Malaysia is the rising star of Southeast Asia. In its short 57 years as a country, Malaysia has quickly grown from its former British colonial based structure. No longer regarded as a developing third world country, Malaysia has surpassed its regional developing country neighbors Indonesia, Thailand, Brunei, and expeditiously risen to the status of emerging country (Central Intelligence Agency, 2013). However, Malaysia, its government and people, will not settle for emerging country status. The Government of Malaysia (GOM) has defined a strategy to turn Malaysia into a modern fully developed country by 2020 (Central Intelligence Agency, 2013).
Using the Blue Ocean Strategy business concept of creating uncontested market space, the GOM created the Vision 2020 strategy. To fully appreciate Malaysia, one must understand the Vision 2020 strategy. Specifically, how the unique demographics of the country affect the strategy, how the government is transforming, and how the economy is morphing with regards to public and private sectors. Through understanding Vision 2020, a holistic comprehension of the complex country of Malaysia is developed.
By the year 2020, Malaysia can be a united nation, with a confident Malaysian society, infused by strong moral and ethical values, living in a society that is democratic, liberal and tolerant, caring, economically just and equitable, progressive and prosperous, and in full possession of an economy that is competitive, dynamic, robust, and resilient. (Mohamad, 1991, p. 1)
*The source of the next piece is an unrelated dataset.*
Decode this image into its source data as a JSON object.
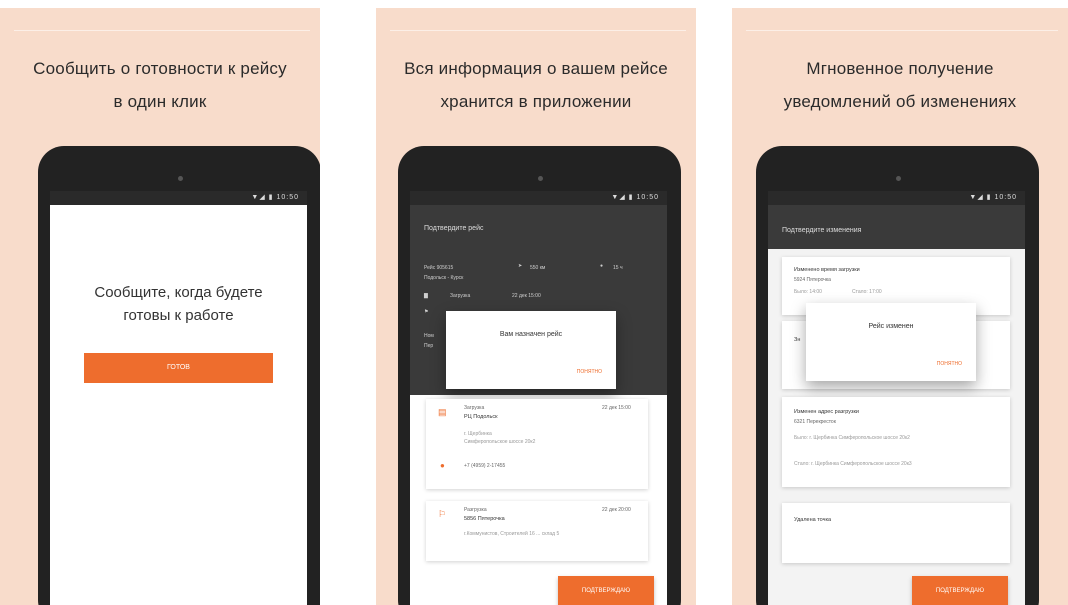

Malaysia is focused on developing along six dimensions: economic, political, social, spiritual, psychological, and cultural. The Vision 2020 strategy aims to cultivate these dimensions by resolving nine key strategic challenges. According to Mohamad (1991) the first challenge is creating a cohesive Malaysian nation with a sense of universal future. The second challenge is creating a psychologically liberated, secure society. The third challenge is to foster a mature democratic society that serves as a model for developing countries. The fourth challenge is establishing a moral and ethical society with high spiritual and ethical values. The fifth challenge is creating a mature, tolerant society where people can be free to practice their customs, culture, and religious beliefs yet maintain a belonging to one nation. The sixth challenge is establishing a scientific, progressive, and innovative society. The seventh challenge is creating a fully caring society and culture, where the welfare of people will revolve around a resilient family system and not the state. The eighth challenge is ensuring an economically fair civilization. The ninth and final challenge is creating a prosperous society with a fully competitive and robust economy (Mohamad, 1991). Since 1991 the GOM has worked diligently to resolve all nine challenges by implementing strategies in Vision 2020 (Mohamad, 1991).